ASSIGNMENT »
Return each record word for word, keeping none of its pictures.
##### THE INPUT
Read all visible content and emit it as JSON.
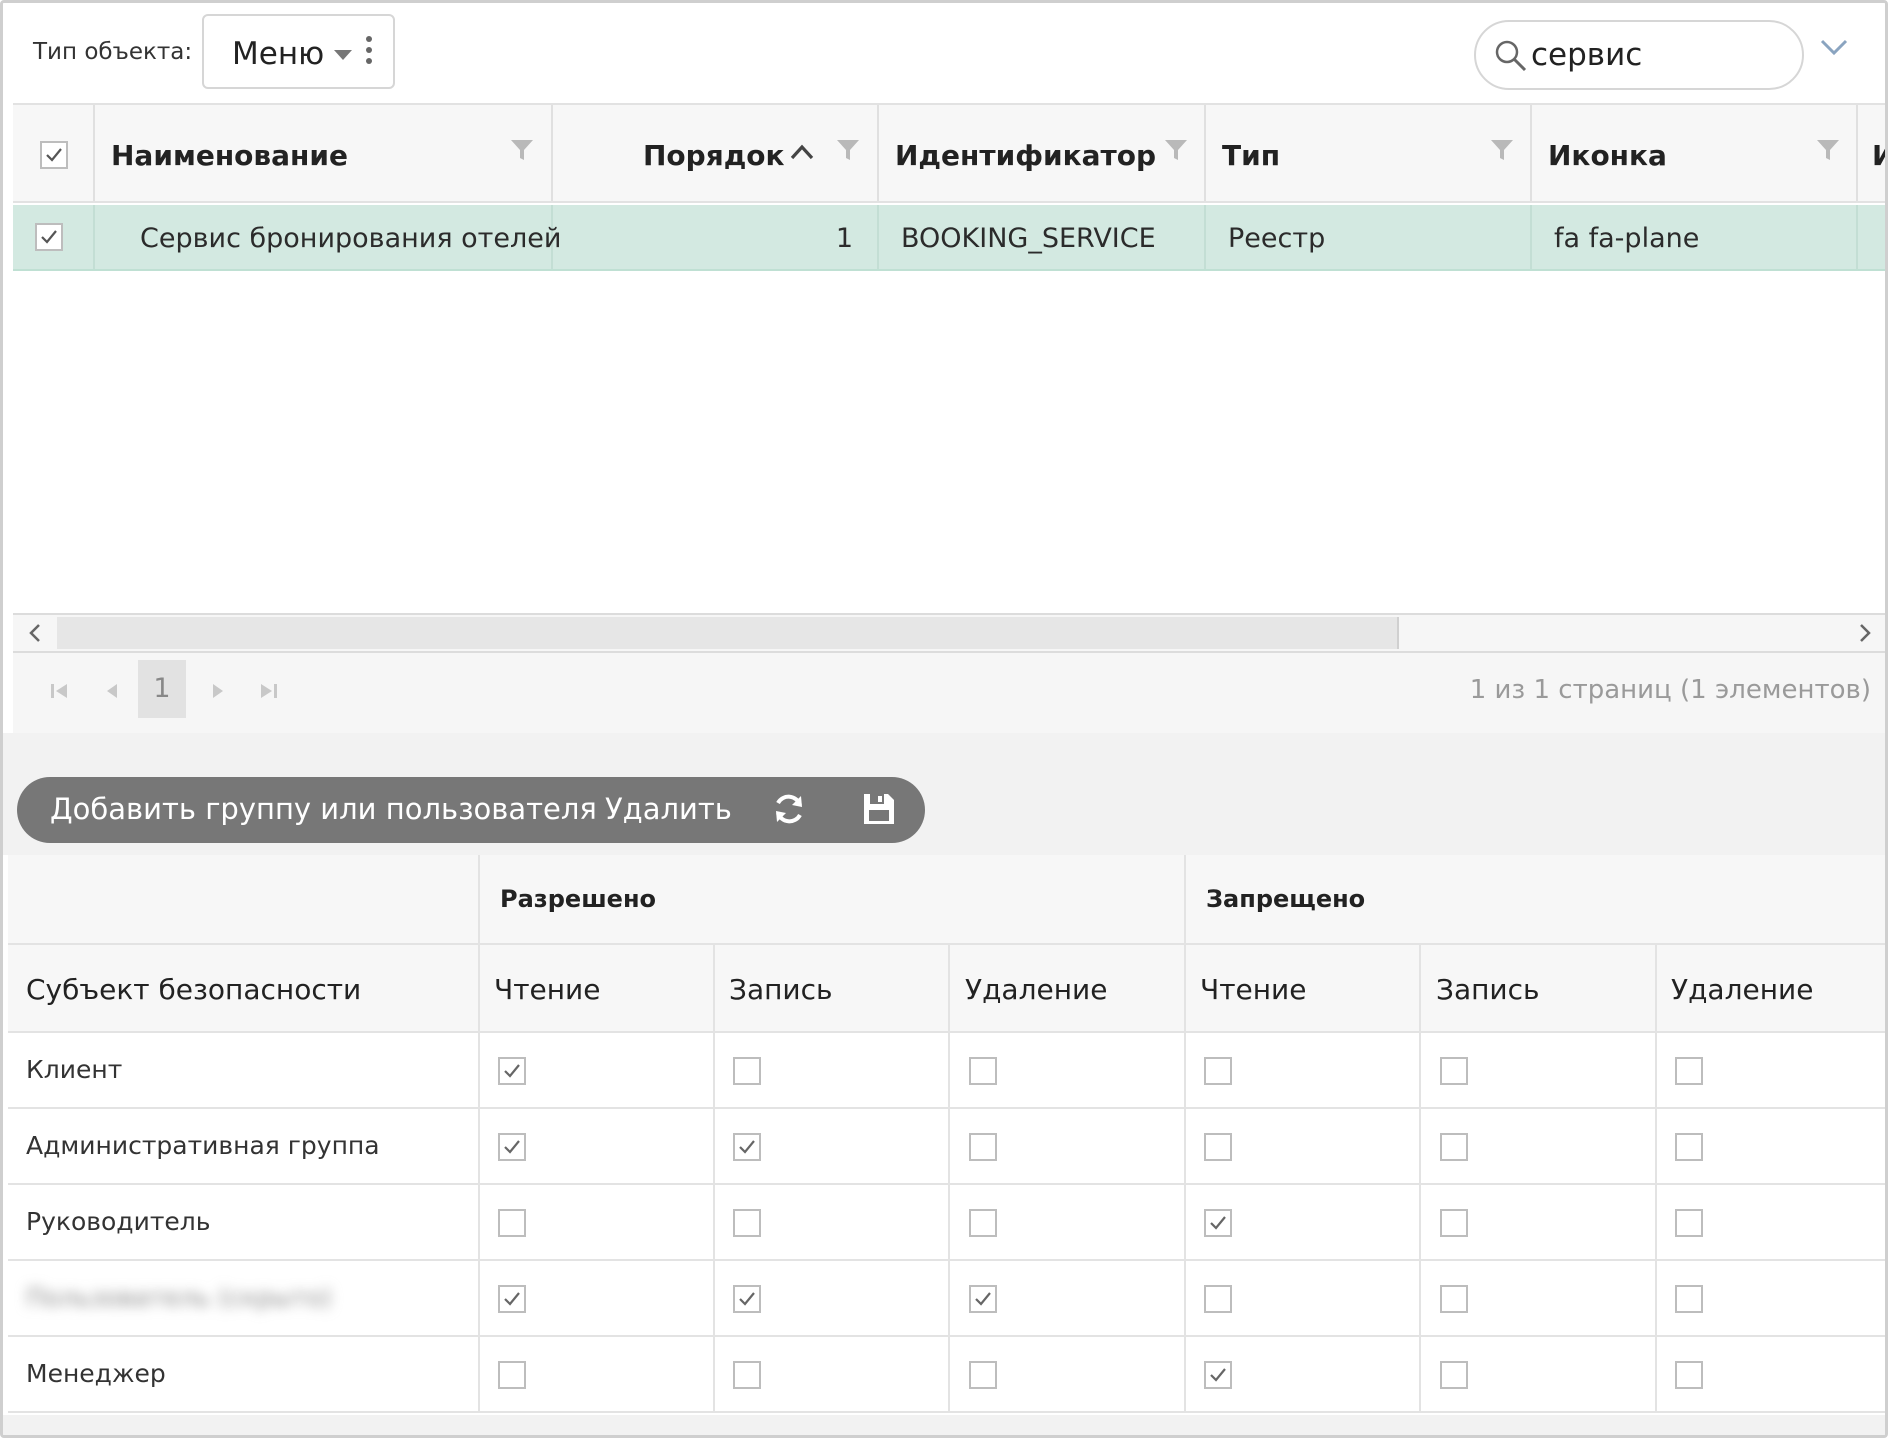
{
  "toolbar": {
    "type_label": "Тип объекта:",
    "type_value": "Меню",
    "search_value": "сервис"
  },
  "grid": {
    "columns": [
      "Наименование",
      "Порядок",
      "Идентификатор",
      "Тип",
      "Иконка",
      "И"
    ],
    "sort_column": "Порядок",
    "sort_direction": "ascending",
    "rows": [
      {
        "selected": true,
        "name": "Сервис бронирования отелей",
        "order": "1",
        "identifier": "BOOKING_SERVICE",
        "type": "Реестр",
        "icon": "fa fa-plane"
      }
    ]
  },
  "pager": {
    "current_page": "1",
    "info": "1 из 1 страниц (1 элементов)"
  },
  "actions": {
    "add_label": "Добавить группу или пользователя",
    "delete_label": "Удалить",
    "refresh_icon": "refresh-icon",
    "save_icon": "save-icon"
  },
  "permissions": {
    "group_allowed": "Разрешено",
    "group_denied": "Запрещено",
    "subject_header": "Субъект безопасности",
    "headers": [
      "Чтение",
      "Запись",
      "Удаление",
      "Чтение",
      "Запись",
      "Удаление"
    ],
    "rows": [
      {
        "subject": "Клиент",
        "blurred": false,
        "checks": [
          true,
          false,
          false,
          false,
          false,
          false
        ]
      },
      {
        "subject": "Административная группа",
        "blurred": false,
        "checks": [
          true,
          true,
          false,
          false,
          false,
          false
        ]
      },
      {
        "subject": "Руководитель",
        "blurred": false,
        "checks": [
          false,
          false,
          false,
          true,
          false,
          false
        ]
      },
      {
        "subject": "Пользователь (скрыто)",
        "blurred": true,
        "checks": [
          true,
          true,
          true,
          false,
          false,
          false
        ]
      },
      {
        "subject": "Менеджер",
        "blurred": false,
        "checks": [
          false,
          false,
          false,
          true,
          false,
          false
        ]
      }
    ]
  },
  "colors": {
    "selected_row": "#d3e9e1",
    "action_bar": "#777777",
    "header_bg": "#f7f7f7"
  }
}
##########
RESPONSE BOX »
Read all visible content and emit it as JSON.
{
  "toolbar": {
    "type_label": "Тип объекта:",
    "type_value": "Меню",
    "search_value": "сервис"
  },
  "grid": {
    "columns": [
      "Наименование",
      "Порядок",
      "Идентификатор",
      "Тип",
      "Иконка",
      "И"
    ],
    "sort_column": "Порядок",
    "sort_direction": "ascending",
    "rows": [
      {
        "selected": true,
        "name": "Сервис бронирования отелей",
        "order": "1",
        "identifier": "BOOKING_SERVICE",
        "type": "Реестр",
        "icon": "fa fa-plane"
      }
    ]
  },
  "pager": {
    "current_page": "1",
    "info": "1 из 1 страниц (1 элементов)"
  },
  "actions": {
    "add_label": "Добавить группу или пользователя",
    "delete_label": "Удалить",
    "refresh_icon": "refresh-icon",
    "save_icon": "save-icon"
  },
  "permissions": {
    "group_allowed": "Разрешено",
    "group_denied": "Запрещено",
    "subject_header": "Субъект безопасности",
    "headers": [
      "Чтение",
      "Запись",
      "Удаление",
      "Чтение",
      "Запись",
      "Удаление"
    ],
    "rows": [
      {
        "subject": "Клиент",
        "blurred": false,
        "checks": [
          true,
          false,
          false,
          false,
          false,
          false
        ]
      },
      {
        "subject": "Административная группа",
        "blurred": false,
        "checks": [
          true,
          true,
          false,
          false,
          false,
          false
        ]
      },
      {
        "subject": "Руководитель",
        "blurred": false,
        "checks": [
          false,
          false,
          false,
          true,
          false,
          false
        ]
      },
      {
        "subject": "Пользователь (скрыто)",
        "blurred": true,
        "checks": [
          true,
          true,
          true,
          false,
          false,
          false
        ]
      },
      {
        "subject": "Менеджер",
        "blurred": false,
        "checks": [
          false,
          false,
          false,
          true,
          false,
          false
        ]
      }
    ]
  },
  "colors": {
    "selected_row": "#d3e9e1",
    "action_bar": "#777777",
    "header_bg": "#f7f7f7"
  }
}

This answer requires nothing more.